Work request
Would you filter these records and copy every line that has the word "presence"?

Saved entries:

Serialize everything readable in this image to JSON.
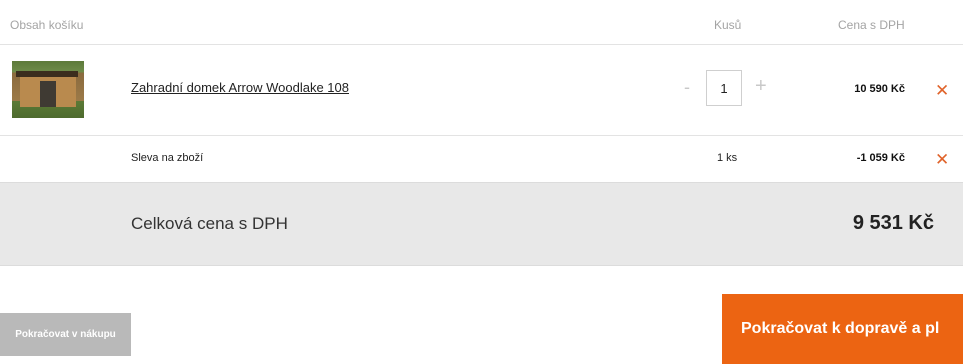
{
  "header": {
    "content_label": "Obsah košíku",
    "qty_label": "Kusů",
    "price_label": "Cena s DPH"
  },
  "product": {
    "name": "Zahradní domek Arrow Woodlake 108",
    "quantity": "1",
    "minus_symbol": "-",
    "plus_symbol": "+",
    "price": "10 590 Kč",
    "remove_symbol": "✕"
  },
  "discount": {
    "label": "Sleva na zboží",
    "quantity": "1 ks",
    "price": "-1 059 Kč",
    "remove_symbol": "✕"
  },
  "total": {
    "label": "Celková cena s DPH",
    "value": "9 531 Kč"
  },
  "buttons": {
    "back_label": "Pokračovat v nákupu",
    "next_label": "Pokračovat k dopravě a pl"
  },
  "colors": {
    "accent": "#ec6412",
    "remove": "#e0632a",
    "total_bg": "#e8e8e8",
    "back_button": "#b9b9b9"
  }
}
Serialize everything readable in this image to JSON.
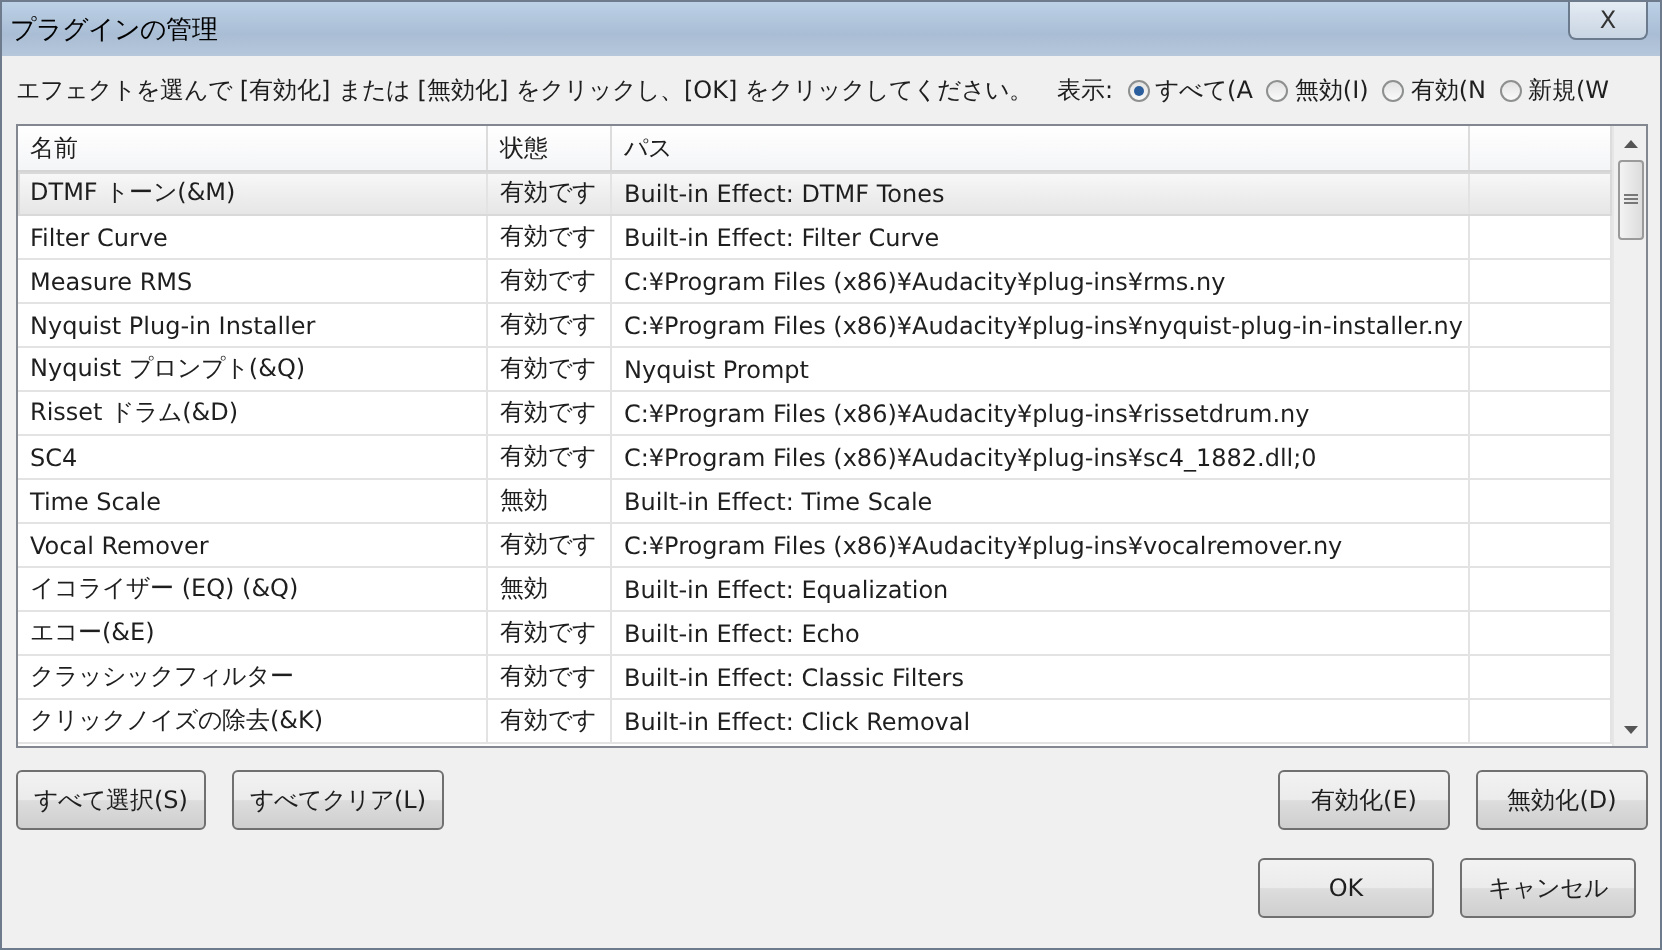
{
  "window": {
    "title": "プラグインの管理",
    "close": "X"
  },
  "instruction": "エフェクトを選んで [有効化] または [無効化] をクリックし、[OK] をクリックしてください。",
  "display_label": "表示:",
  "display_filters": [
    {
      "label": "すべて(A",
      "selected": true
    },
    {
      "label": "無効(I)",
      "selected": false
    },
    {
      "label": "有効(N",
      "selected": false
    },
    {
      "label": "新規(W",
      "selected": false
    }
  ],
  "table": {
    "columns": [
      "名前",
      "状態",
      "パス"
    ],
    "rows": [
      {
        "name": "DTMF トーン(&M)",
        "state": "有効です",
        "path": "Built-in Effect: DTMF Tones",
        "selected": true
      },
      {
        "name": "Filter Curve",
        "state": "有効です",
        "path": "Built-in Effect: Filter Curve",
        "selected": false
      },
      {
        "name": "Measure RMS",
        "state": "有効です",
        "path": "C:¥Program Files (x86)¥Audacity¥plug-ins¥rms.ny",
        "selected": false
      },
      {
        "name": "Nyquist Plug-in Installer",
        "state": "有効です",
        "path": "C:¥Program Files (x86)¥Audacity¥plug-ins¥nyquist-plug-in-installer.ny",
        "selected": false
      },
      {
        "name": "Nyquist プロンプト(&Q)",
        "state": "有効です",
        "path": "Nyquist Prompt",
        "selected": false
      },
      {
        "name": "Risset ドラム(&D)",
        "state": "有効です",
        "path": "C:¥Program Files (x86)¥Audacity¥plug-ins¥rissetdrum.ny",
        "selected": false
      },
      {
        "name": "SC4",
        "state": "有効です",
        "path": "C:¥Program Files (x86)¥Audacity¥plug-ins¥sc4_1882.dll;0",
        "selected": false
      },
      {
        "name": "Time Scale",
        "state": "無効",
        "path": "Built-in Effect: Time Scale",
        "selected": false
      },
      {
        "name": "Vocal Remover",
        "state": "有効です",
        "path": "C:¥Program Files (x86)¥Audacity¥plug-ins¥vocalremover.ny",
        "selected": false
      },
      {
        "name": "イコライザー (EQ) (&Q)",
        "state": "無効",
        "path": "Built-in Effect: Equalization",
        "selected": false
      },
      {
        "name": "エコー(&E)",
        "state": "有効です",
        "path": "Built-in Effect: Echo",
        "selected": false
      },
      {
        "name": "クラッシックフィルター",
        "state": "有効です",
        "path": "Built-in Effect: Classic Filters",
        "selected": false
      },
      {
        "name": "クリックノイズの除去(&K)",
        "state": "有効です",
        "path": "Built-in Effect: Click Removal",
        "selected": false
      }
    ]
  },
  "left_buttons": [
    "すべて選択(S)",
    "すべてクリア(L)"
  ],
  "right_buttons": [
    "有効化(E)",
    "無効化(D)"
  ],
  "dialog_buttons": [
    "OK",
    "キャンセル"
  ]
}
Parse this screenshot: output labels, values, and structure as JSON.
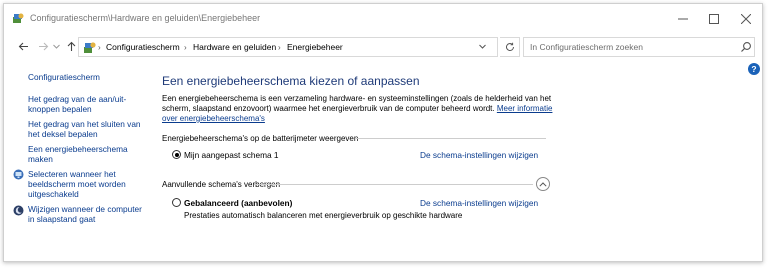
{
  "window": {
    "title": "Configuratiescherm\\Hardware en geluiden\\Energiebeheer"
  },
  "address": {
    "crumbs": [
      "Configuratiescherm",
      "Hardware en geluiden",
      "Energiebeheer"
    ]
  },
  "search": {
    "placeholder": "In Configuratiescherm zoeken"
  },
  "sidebar": {
    "home": "Configuratiescherm",
    "items": [
      {
        "label": "Het gedrag van de aan/uit-knoppen bepalen"
      },
      {
        "label": "Het gedrag van het sluiten van het deksel bepalen"
      },
      {
        "label": "Een energiebeheerschema maken"
      },
      {
        "label": "Selecteren wanneer het beeldscherm moet worden uitgeschakeld",
        "icon": "display-icon"
      },
      {
        "label": "Wijzigen wanneer de computer in slaapstand gaat",
        "icon": "moon-icon"
      }
    ]
  },
  "main": {
    "heading": "Een energiebeheerschema kiezen of aanpassen",
    "description": "Een energiebeheerschema is een verzameling hardware- en systeeminstellingen (zoals de helderheid van het scherm, slaapstand enzovoort) waarmee het energieverbruik van de computer beheerd wordt.",
    "more_link": "Meer informatie over energiebeheerschema's",
    "battery_section": "Energiebeheerschema's op de batterijmeter weergeven",
    "hidden_section": "Aanvullende schema's verbergen",
    "plans": [
      {
        "name": "Mijn aangepast schema 1",
        "link": "De schema-instellingen wijzigen",
        "selected": true
      },
      {
        "name": "Gebalanceerd (aanbevolen)",
        "link": "De schema-instellingen wijzigen",
        "selected": false,
        "description": "Prestaties automatisch balanceren met energieverbruik op geschikte hardware"
      }
    ]
  },
  "colors": {
    "link": "#0a3c8e",
    "heading": "#1e3a78",
    "help": "#1a62b9"
  }
}
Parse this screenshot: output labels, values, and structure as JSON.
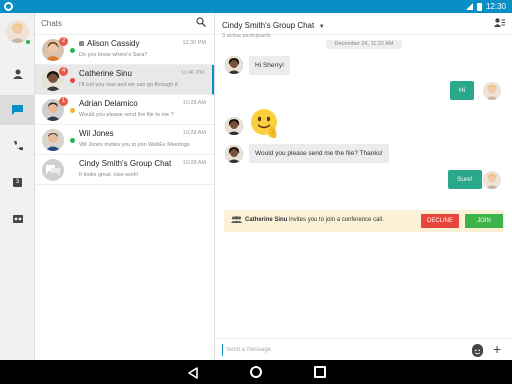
{
  "status_bar": {
    "time": "12:30"
  },
  "rail": {
    "items": [
      {
        "icon": "person-icon"
      },
      {
        "icon": "chat-bubble-icon",
        "active": true
      },
      {
        "icon": "phone-icon"
      },
      {
        "icon": "calendar-icon",
        "label": "3"
      },
      {
        "icon": "voicemail-icon"
      }
    ]
  },
  "list": {
    "header": "Chats",
    "rows": [
      {
        "name": "Alison Cassidy",
        "preview": "Do you know where's Sara?",
        "time": "12:30 PM",
        "badge": "2",
        "presence": "#2db34a",
        "locked": true
      },
      {
        "name": "Catherine Sinu",
        "preview": "I'll call you now and we can go through it.",
        "time": "11:46 PM",
        "badge": "4",
        "presence": "#e8453c",
        "selected": true
      },
      {
        "name": "Adrian Delamico",
        "preview": "Would you please send the file to me ?",
        "time": "10:28 AM",
        "badge": "1",
        "presence": "#f2b233"
      },
      {
        "name": "Wil Jones",
        "preview": "Wil Jones invites you to join WebEx Meetings.",
        "time": "10:28 AM",
        "badge": "",
        "presence": "#2db34a"
      },
      {
        "name": "Cindy Smith's Group Chat",
        "preview": "It looks great, nice work!",
        "time": "10:28 AM",
        "badge": "",
        "presence": ""
      }
    ]
  },
  "conversation": {
    "title": "Cindy Smith's Group Chat",
    "subtitle": "3 active participants",
    "date": "December 24, 11:22 AM",
    "messages": {
      "m1": "Hi Sherry!",
      "m2": "Hi",
      "m4": "Would you please send me the file? Thanks!",
      "m5": "Sure!"
    },
    "invite": {
      "name": "Catherine Sinu",
      "text": "invites you to join a conference call.",
      "decline": "DECLINE",
      "join": "JOIN"
    },
    "composer_placeholder": "Send a message"
  },
  "colors": {
    "accent": "#0a8ec6",
    "outgoing": "#2aa88c",
    "decline": "#e8453c",
    "join": "#3cb44a"
  }
}
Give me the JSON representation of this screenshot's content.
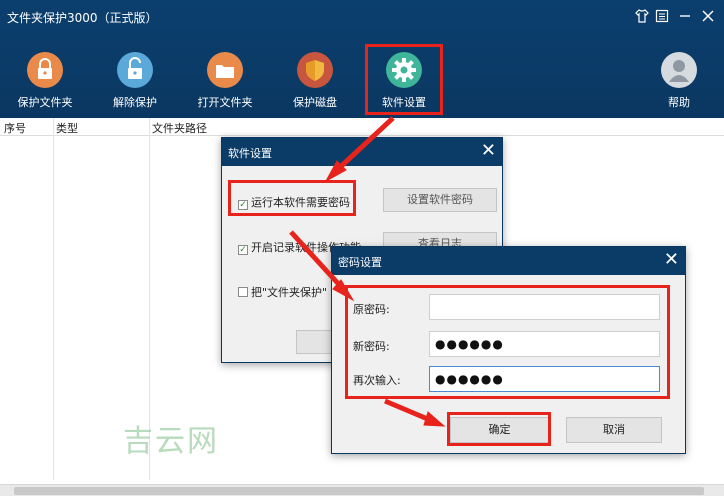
{
  "app": {
    "title": "文件夹保护3000（正式版）"
  },
  "window_controls": [
    {
      "name": "skin-icon",
      "glyph": "👕"
    },
    {
      "name": "menu-icon",
      "glyph": "☰"
    },
    {
      "name": "minimize-icon",
      "glyph": "—"
    },
    {
      "name": "close-icon",
      "glyph": "✕"
    }
  ],
  "toolbar": {
    "protect_folder": "保护文件夹",
    "unprotect": "解除保护",
    "open_folder": "打开文件夹",
    "protect_disk": "保护磁盘",
    "settings": "软件设置",
    "help": "帮助"
  },
  "table": {
    "columns": [
      "序号",
      "类型",
      "文件夹路径"
    ]
  },
  "settings_dialog": {
    "title": "软件设置",
    "opt_require_password": "运行本软件需要密码",
    "opt_enable_log": "开启记录软件操作功能",
    "opt_context": "把\"文件夹保护\"",
    "btn_set_password": "设置软件密码",
    "btn_view_log": "查看日志"
  },
  "password_dialog": {
    "title": "密码设置",
    "label_old": "原密码:",
    "label_new": "新密码:",
    "label_confirm": "再次输入:",
    "old_value": "",
    "new_value": "●●●●●●",
    "confirm_value": "●●●●●●",
    "btn_ok": "确定",
    "btn_cancel": "取消"
  },
  "watermark": "吉云网",
  "colors": {
    "header_bg": "#0b3b67",
    "highlight": "#e8231b",
    "dialog_bg": "#f0f0f0"
  }
}
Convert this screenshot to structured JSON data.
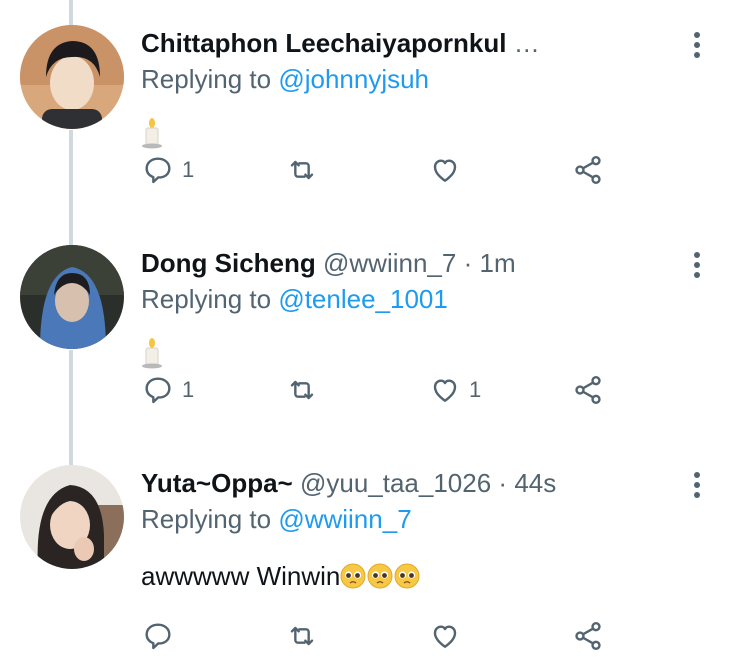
{
  "tweets": [
    {
      "name": "Chittaphon Leechaiyapornkul",
      "handle": "",
      "dot": "",
      "time": "",
      "overflow": "…",
      "replying_label": "Replying to",
      "replying_to": "@johnnyjsuh",
      "text": "",
      "emoji": "candle",
      "reply_count": "1",
      "retweet_count": "",
      "like_count": "",
      "avatar_icon": "avatar-photo"
    },
    {
      "name": "Dong Sicheng",
      "handle": "@wwiinn_7",
      "dot": "·",
      "time": "1m",
      "overflow": "",
      "replying_label": "Replying to",
      "replying_to": "@tenlee_1001",
      "text": "",
      "emoji": "candle",
      "reply_count": "1",
      "retweet_count": "",
      "like_count": "1",
      "avatar_icon": "avatar-photo"
    },
    {
      "name": "Yuta~Oppa~",
      "handle": "@yuu_taa_1026",
      "dot": "·",
      "time": "44s",
      "overflow": "",
      "replying_label": "Replying to",
      "replying_to": "@wwiinn_7",
      "text": "awwwww Winwin",
      "emoji": "pleading-face x3",
      "reply_count": "",
      "retweet_count": "",
      "like_count": "",
      "avatar_icon": "avatar-photo"
    }
  ],
  "icons": {
    "more": "more-vertical-icon",
    "reply": "reply-icon",
    "retweet": "retweet-icon",
    "like": "like-icon",
    "share": "share-icon"
  },
  "colors": {
    "text": "#0f1419",
    "secondary": "#536471",
    "link": "#1d9bf0",
    "thread_line": "#cfd9de"
  }
}
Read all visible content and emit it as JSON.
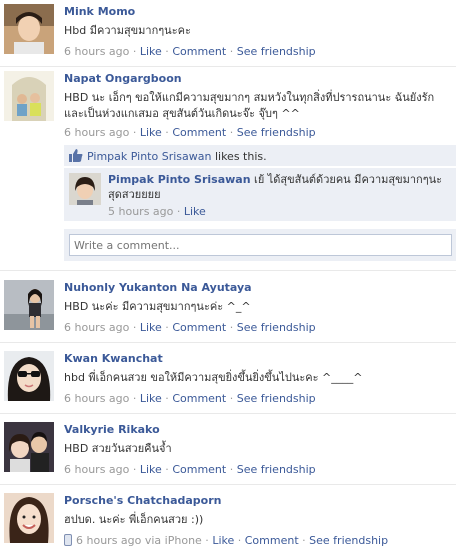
{
  "posts": [
    {
      "name": "Mink Momo",
      "message": "Hbd มีความสุขมากๆนะคะ",
      "time": "6 hours ago",
      "sep": " · ",
      "like": "Like",
      "comment": "Comment",
      "friendship": "See friendship"
    },
    {
      "name": "Napat Ongargboon",
      "message": "HBD นะ เอ็กๆ ขอให้แกมีความสุขมากๆ สมหวังในทุกสิ่งที่ปรารถนานะ ฉันยังรักและเป็นห่วงแกเสมอ สุขสันต์วันเกิดนะจ๊ะ จุ๊บๆ ^^",
      "time": "6 hours ago",
      "sep": " · ",
      "like": "Like",
      "comment": "Comment",
      "friendship": "See friendship",
      "likes": {
        "liker": "Pimpak Pinto Srisawan",
        "text": " likes this."
      },
      "reply": {
        "name": "Pimpak Pinto Srisawan",
        "message": " เย้ ได้สุขสันต์ด้วยคน มีความสุขมากๆนะสุดสวยยยย",
        "time": "5 hours ago",
        "sep": " · ",
        "like": "Like"
      },
      "write_placeholder": "Write a comment..."
    },
    {
      "name": "Nuhonly Yukanton Na Ayutaya",
      "message": "HBD นะค่ะ มีความสุขมากๆนะค่ะ ^_^",
      "time": "6 hours ago",
      "sep": " · ",
      "like": "Like",
      "comment": "Comment",
      "friendship": "See friendship"
    },
    {
      "name": "Kwan Kwanchat",
      "message": "hbd พี่เอ็กคนสวย ขอให้มีความสุขยิ่งขึ้นยิ่งขึ้นไปนะคะ ^____^",
      "time": "6 hours ago",
      "sep": " · ",
      "like": "Like",
      "comment": "Comment",
      "friendship": "See friendship"
    },
    {
      "name": "Valkyrie Rikako",
      "message": "HBD สวยวันสวยคืนจ้ำ",
      "time": "6 hours ago",
      "sep": " · ",
      "like": "Like",
      "comment": "Comment",
      "friendship": "See friendship"
    },
    {
      "name": "Porsche's Chatchadaporn",
      "message": "ฮปบด. นะค่ะ พี่เอ็กคนสวย :))",
      "time": "6 hours ago via iPhone",
      "sep": " · ",
      "like": "Like",
      "comment": "Comment",
      "friendship": "See friendship"
    }
  ],
  "colors": {
    "link": "#3b5998",
    "meta": "#999999",
    "comment_bg": "#eceff5"
  },
  "icons": {
    "like_thumb": "thumbs-up-icon",
    "mobile": "mobile-phone-icon"
  }
}
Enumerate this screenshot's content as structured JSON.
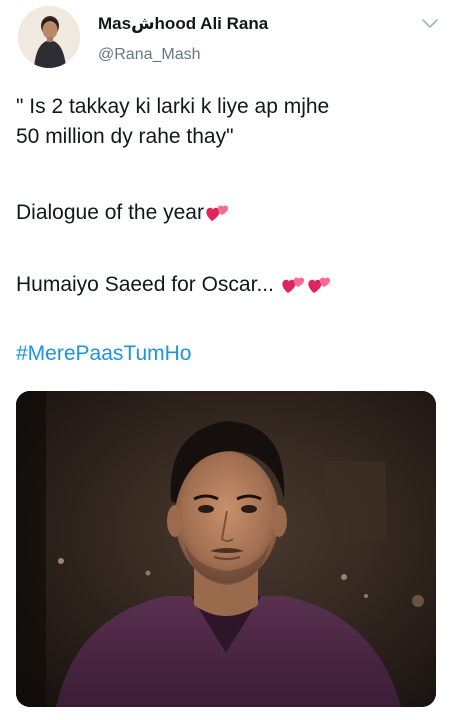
{
  "tweet": {
    "display_name": "Masشhood Ali Rana",
    "handle": "@Rana_Mash",
    "lines": [
      "\" Is 2 takkay ki larki k liye ap mjhe",
      "50 million dy rahe thay\"",
      "Dialogue of the year",
      "Humaiyo Saeed for Oscar..."
    ],
    "hashtag": "#MerePaasTumHo",
    "emoji": "two-hearts-icon",
    "media": "photo-of-man-in-purple-shirt"
  },
  "colors": {
    "text": "#14171a",
    "secondary": "#657786",
    "link": "#1b95e0",
    "heart": "#e0245e"
  }
}
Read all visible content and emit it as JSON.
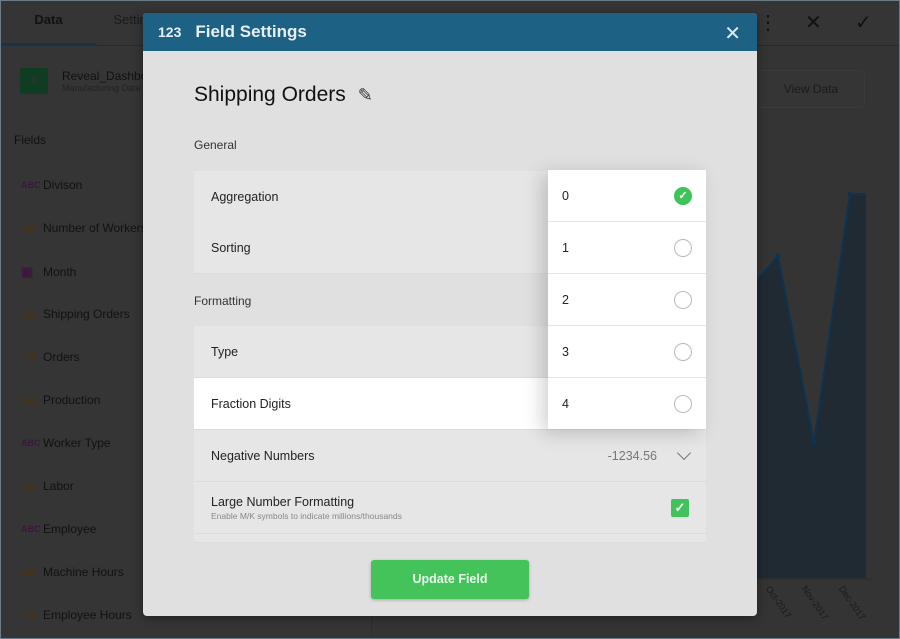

Task answer
        "presence": "#2db34a",
        "presence": "#e8453c",
        "presence": "#f2b233"
        "presence": "#2db34a"
        "presence": ""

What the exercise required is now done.